*** Opening of Data to examine ***

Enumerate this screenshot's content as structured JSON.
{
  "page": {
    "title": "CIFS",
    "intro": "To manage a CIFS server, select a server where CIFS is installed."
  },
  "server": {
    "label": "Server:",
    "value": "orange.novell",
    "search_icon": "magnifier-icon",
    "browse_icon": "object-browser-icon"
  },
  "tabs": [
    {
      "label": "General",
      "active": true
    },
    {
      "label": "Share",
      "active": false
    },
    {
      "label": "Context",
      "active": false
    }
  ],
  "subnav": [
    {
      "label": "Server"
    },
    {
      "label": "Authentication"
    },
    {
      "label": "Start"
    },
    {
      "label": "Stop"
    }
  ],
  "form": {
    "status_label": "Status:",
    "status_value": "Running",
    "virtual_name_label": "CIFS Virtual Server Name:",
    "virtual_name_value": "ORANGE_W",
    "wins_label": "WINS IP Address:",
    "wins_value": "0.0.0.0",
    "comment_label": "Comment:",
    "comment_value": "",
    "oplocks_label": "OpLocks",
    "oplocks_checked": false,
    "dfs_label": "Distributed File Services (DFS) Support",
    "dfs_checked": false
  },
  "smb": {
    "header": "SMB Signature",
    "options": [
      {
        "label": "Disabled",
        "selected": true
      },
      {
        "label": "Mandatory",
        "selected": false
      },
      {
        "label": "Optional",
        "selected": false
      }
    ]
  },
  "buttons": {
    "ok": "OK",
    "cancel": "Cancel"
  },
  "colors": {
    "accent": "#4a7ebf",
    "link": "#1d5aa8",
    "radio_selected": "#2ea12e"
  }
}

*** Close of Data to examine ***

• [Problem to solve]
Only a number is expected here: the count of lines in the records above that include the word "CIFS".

• [Solution to this task]
3